**Task requirements**
State the count of lines below in which the word "value" appears, and add nothing.

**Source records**

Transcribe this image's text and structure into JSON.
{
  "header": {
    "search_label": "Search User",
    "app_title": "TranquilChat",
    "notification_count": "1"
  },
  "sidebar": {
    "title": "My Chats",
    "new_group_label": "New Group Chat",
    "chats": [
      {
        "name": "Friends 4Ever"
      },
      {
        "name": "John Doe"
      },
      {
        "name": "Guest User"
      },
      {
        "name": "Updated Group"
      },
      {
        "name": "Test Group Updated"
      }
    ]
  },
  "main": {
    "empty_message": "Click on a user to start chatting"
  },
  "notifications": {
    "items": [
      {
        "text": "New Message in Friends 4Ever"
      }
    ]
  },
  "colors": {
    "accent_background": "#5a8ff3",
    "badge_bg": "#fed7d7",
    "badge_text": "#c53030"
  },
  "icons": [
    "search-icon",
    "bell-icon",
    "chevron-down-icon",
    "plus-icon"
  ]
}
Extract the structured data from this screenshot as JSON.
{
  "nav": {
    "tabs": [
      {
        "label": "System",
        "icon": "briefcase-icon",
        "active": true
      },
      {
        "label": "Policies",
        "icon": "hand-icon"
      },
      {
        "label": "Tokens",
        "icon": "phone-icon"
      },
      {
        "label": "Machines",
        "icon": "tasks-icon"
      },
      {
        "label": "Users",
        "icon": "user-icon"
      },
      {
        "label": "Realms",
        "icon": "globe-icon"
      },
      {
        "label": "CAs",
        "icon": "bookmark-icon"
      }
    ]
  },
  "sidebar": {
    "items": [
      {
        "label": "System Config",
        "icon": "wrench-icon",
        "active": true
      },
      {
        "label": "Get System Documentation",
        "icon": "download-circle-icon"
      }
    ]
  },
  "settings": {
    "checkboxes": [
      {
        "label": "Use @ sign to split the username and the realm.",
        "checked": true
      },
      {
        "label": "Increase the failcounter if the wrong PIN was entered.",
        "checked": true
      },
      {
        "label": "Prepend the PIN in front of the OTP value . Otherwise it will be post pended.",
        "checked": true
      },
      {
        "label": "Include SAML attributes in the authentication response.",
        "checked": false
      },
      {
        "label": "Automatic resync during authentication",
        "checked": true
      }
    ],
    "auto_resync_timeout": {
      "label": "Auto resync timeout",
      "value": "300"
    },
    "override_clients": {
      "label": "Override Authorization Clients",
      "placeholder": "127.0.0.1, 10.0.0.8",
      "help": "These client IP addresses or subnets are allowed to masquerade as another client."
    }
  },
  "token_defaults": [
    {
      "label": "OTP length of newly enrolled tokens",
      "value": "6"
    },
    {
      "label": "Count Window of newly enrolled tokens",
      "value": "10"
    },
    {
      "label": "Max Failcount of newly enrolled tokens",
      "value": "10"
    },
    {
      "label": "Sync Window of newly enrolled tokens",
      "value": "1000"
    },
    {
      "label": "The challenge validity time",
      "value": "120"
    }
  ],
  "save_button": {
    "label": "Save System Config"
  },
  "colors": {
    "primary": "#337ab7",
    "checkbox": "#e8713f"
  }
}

**Written solution**
7